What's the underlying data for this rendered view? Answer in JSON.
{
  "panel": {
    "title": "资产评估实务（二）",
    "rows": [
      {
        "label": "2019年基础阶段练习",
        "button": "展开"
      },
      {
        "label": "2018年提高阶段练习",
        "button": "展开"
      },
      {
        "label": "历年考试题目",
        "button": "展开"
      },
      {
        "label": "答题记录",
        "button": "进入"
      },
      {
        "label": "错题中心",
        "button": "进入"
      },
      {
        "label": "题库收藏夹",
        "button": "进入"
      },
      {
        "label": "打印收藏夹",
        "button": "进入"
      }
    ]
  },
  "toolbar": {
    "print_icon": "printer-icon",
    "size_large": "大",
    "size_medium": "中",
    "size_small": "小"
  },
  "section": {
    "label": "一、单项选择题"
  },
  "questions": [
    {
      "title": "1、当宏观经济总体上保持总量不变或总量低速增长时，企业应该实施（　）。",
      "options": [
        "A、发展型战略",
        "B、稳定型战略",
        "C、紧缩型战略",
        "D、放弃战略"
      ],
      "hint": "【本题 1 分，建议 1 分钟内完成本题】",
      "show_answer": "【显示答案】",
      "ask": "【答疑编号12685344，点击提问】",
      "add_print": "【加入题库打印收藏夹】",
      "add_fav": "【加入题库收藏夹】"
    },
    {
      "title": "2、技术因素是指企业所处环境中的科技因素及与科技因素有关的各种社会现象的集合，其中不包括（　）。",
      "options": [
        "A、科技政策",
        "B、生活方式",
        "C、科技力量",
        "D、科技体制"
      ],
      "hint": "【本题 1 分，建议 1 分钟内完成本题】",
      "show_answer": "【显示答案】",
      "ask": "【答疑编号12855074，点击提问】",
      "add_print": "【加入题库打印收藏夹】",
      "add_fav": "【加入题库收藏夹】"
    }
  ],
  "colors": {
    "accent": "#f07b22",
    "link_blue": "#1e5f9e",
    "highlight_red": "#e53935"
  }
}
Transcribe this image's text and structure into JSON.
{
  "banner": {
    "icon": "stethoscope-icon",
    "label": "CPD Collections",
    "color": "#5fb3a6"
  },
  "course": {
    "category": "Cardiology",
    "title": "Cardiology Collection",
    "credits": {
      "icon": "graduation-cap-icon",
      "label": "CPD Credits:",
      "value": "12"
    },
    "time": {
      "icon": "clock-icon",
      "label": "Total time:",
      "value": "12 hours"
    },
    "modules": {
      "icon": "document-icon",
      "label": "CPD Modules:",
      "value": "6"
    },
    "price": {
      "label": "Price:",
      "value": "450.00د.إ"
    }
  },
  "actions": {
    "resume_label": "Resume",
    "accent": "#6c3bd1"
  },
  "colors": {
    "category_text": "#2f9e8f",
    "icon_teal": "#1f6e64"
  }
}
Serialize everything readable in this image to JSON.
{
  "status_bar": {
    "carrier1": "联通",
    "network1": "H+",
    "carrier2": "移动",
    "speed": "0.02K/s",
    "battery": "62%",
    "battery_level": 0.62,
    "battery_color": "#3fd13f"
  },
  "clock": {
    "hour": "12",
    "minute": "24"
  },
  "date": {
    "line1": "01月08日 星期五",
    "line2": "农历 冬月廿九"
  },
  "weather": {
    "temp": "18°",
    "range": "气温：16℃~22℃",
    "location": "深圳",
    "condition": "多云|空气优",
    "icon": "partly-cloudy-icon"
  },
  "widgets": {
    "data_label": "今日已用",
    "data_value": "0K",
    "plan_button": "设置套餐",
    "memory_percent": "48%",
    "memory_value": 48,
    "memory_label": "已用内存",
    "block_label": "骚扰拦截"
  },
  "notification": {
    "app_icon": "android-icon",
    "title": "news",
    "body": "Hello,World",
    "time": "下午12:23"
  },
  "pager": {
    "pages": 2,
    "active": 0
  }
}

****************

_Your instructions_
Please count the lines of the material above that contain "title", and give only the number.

_Response_
5